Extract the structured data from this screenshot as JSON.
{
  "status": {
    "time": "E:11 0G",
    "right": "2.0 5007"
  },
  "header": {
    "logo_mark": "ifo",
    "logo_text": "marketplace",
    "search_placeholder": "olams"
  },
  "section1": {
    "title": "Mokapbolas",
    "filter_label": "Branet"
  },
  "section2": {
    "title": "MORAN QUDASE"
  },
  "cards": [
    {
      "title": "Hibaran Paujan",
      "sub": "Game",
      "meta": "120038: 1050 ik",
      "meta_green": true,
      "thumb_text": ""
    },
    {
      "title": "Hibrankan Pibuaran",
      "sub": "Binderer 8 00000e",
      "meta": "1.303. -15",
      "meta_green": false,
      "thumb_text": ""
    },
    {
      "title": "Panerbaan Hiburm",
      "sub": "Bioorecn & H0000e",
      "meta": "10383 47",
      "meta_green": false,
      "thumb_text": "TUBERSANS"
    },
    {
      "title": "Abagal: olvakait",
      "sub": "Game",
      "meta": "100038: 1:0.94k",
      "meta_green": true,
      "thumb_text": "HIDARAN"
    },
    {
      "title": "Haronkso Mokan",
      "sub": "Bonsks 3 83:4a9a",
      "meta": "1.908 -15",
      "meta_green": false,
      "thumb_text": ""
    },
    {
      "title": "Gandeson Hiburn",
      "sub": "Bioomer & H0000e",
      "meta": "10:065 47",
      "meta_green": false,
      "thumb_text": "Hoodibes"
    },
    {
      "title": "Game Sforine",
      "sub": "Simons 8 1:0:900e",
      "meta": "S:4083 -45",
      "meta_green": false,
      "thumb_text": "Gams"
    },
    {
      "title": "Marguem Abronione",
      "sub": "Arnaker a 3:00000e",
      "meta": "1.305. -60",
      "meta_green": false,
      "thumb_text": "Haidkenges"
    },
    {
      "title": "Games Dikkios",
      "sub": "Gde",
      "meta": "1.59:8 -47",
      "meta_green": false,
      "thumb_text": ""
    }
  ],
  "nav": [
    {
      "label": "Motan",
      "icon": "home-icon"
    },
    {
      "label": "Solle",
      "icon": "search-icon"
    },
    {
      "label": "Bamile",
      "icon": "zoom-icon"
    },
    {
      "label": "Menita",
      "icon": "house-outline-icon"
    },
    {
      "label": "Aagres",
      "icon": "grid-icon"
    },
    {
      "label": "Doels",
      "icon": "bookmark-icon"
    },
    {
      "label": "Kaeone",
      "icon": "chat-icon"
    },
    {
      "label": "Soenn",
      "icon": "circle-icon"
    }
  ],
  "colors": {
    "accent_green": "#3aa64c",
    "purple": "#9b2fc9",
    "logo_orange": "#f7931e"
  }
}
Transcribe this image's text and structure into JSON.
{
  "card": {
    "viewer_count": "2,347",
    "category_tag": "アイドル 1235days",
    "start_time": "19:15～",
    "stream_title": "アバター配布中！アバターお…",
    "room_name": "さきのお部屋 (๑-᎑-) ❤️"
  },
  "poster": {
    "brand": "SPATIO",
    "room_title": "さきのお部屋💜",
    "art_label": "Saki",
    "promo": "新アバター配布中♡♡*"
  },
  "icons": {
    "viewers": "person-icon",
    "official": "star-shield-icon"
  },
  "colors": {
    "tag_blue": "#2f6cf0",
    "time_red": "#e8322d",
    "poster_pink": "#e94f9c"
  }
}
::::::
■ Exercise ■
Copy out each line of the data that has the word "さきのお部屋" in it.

■ Answer to this exercise ■
    "room_name": "さきのお部屋 (๑-᎑-) ❤️"
    "room_title": "さきのお部屋💜",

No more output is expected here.